The Market for Long-Term Care Insurance
The Market for Long-Term Care InsuranceExpenditures on long-term care services in the U.S. are high and growing - they reached $135 Billion in 2004, or 1.2 percent of GDP, and are projected to triple in real terms by 2040 as the U.S. population ages and health care costs continue to rise.
Long-term care expenditures represent a significant financial risk for the elderly. A 65-year-old woman has a 44 percent chance of entering a nursing home during her lifetime and, upon entering, faces an average stay of two years. Long-term care is extremely expensive - the average rate for a semi-private room in a nursing home was over $50,000 per year in 2002.
Economic theory suggests that individuals should find it valuable to protect themselves against the risk of these large expenses by purchasing private long-term care insurance. Yet the market for such insurance is quite small. Only 10 percent of the elderly have a private long-term care insurance plan, and because coverage under these plans is often limited, only 4 percent of long-term care expenditures are paid by private insurance, while fully one-third of expenditures are paid out-of-pocket.
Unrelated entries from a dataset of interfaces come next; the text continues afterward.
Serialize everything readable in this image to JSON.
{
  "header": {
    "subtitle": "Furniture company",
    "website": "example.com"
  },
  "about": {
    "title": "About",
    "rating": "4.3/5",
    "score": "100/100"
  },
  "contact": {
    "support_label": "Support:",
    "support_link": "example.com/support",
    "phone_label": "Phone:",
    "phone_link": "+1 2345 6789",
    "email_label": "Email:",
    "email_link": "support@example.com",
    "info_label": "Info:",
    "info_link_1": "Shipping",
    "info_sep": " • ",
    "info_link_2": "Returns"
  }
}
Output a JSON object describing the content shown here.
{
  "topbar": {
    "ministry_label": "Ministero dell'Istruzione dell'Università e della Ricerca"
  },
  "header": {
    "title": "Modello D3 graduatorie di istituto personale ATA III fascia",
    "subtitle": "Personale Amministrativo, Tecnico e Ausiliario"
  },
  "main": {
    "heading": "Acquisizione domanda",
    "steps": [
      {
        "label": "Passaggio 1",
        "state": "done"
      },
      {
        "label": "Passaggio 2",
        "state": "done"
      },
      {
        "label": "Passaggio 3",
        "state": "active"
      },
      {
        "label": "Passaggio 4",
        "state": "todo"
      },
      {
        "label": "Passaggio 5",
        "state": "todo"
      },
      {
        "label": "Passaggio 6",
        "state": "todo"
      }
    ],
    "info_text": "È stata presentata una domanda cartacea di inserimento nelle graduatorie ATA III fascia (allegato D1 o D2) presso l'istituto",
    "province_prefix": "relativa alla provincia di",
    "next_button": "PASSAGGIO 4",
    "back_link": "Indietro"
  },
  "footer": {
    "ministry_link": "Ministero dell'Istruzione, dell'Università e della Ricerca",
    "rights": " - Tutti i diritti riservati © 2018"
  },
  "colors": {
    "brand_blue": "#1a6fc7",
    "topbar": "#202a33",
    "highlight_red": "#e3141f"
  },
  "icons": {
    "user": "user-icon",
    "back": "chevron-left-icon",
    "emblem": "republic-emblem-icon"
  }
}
NBER researchers Jeffrey Brown and Amy Finkelstein explore possible explanations for the scarcity of private long-term care insurance in a pair of new papers. As the authors point out, the limited size of the market may be due to factors that limit the demand for private insurance, such as the existence of the government Medicaid program or limited awareness on the part of consumers, or to supply side market failures, such as a lack of competition in the private insurance market, problems of adverse selection or moral hazard, or the inability of the industry to insure against aggregate risks like rising health care costs.
In Supply or Demand: Why Is the Market for Long-Term Care Insurance So Small? (NBER Working Paper 10782), the authors provide the first empirical evidence on the pricing and benefit structure of long-term care policies. They note that if significant supply side market failures exist, private insurance plans may be priced significantly above the actuarially fair level, so that premiums exceed expected benefits. In addition, insurers may only offer plans that provide incomplete coverage.
The authors find that the typical policy purchased by a 65-year-old and held until death pays out 82 cents in benefits for every dollar of premium. That 18 percent load factor is significantly higher than the 6 to 10 percent load usually found on private health insurance plans. The typical purchased policy is also not very comprehensive, as it covers only one-third of expected expenditures.
However, the authors point to evidence suggesting that high prices and limited benefits are not the primary cause of the small size of the market. They find very large differences in pricing by gender - the typical load factor is 44 percent for men and negative 4 percent for women, so that expected benefits actually exceed premiums for them - yet the rate of purchase of private insurance is very similar for men and women. They also find that insurance companies offer plans that cover 90 percent of expected benefits. The authors conclude that although supply side market failures exist in the private long-term care insurance market, they are not sufficient to explain its limited size.
The authors explore one particular demand side factor in The Interaction of Public and Private Insurance: Medicaid and the Long-Term Care Insurance Market (NBER Working Paper 10989). Medicaid is the payer of last resort; the program covers long-term care expenditures after an individual has used any private insurance benefits for which he is eligible and exhausted most of his financial resources paying for his care out-of-pocket. Medicaid is thus an incomplete but free substitute for private long-term care insurance and its existence may discourage individuals from purchasing private insurance.
The authors develop a model of a forward-looking 65-year-old individual who makes decisions about his present and future consumption and about whether to buy long-term care insu ance in the presence of uncertainty about long-term care expenditures. The authors use the model to calculate the effect of Medicaid on the individual's willingness to pay for private insurance.
The authors find that Medicaid is critical in explaining the absence of private insurance. Even if supply side market failures could be eliminated so that individuals could purchase comprehensive private insurance with a zero load factor, they estimate that at least two-thirds and as much as 90 percent of the population would still not want to buy because of the existence of Medicaid.
They show that one important reason for this result is that the design of Medicaid imposes a high "implicit tax" on private insurance benefits - for a median wealth individual, 60 to 75 percent of premiums go to pay for benefits that Medicaid would otherwise have provided. They also find that recently enacted state Medicaid reforms and federal and state tax subsidies to private insurance are unlikely to have a big effect on this implicit tax, or therefore on the demand for private insurance.
Finally, they note that because Medicaid requires individuals to spend most of their assets before becoming eligible for benefits, it is a poor substitute for private insurance. Medicaid does not effectively protect financial assets or allow individuals to smooth their consumption over time.
As Brown and Finkelstein write, "policy changes that substantially reduce or eliminate Medicaid's implicit tax are necessary conditions for stimulating the private market."
The authors gratefully acknowledge financial support for this research from the Robert Wood Johnson Foundation, TIAA-CREF, the National Institute on Aging, and the Campus Research Board at the University of Illinois at Urbana-Champaign.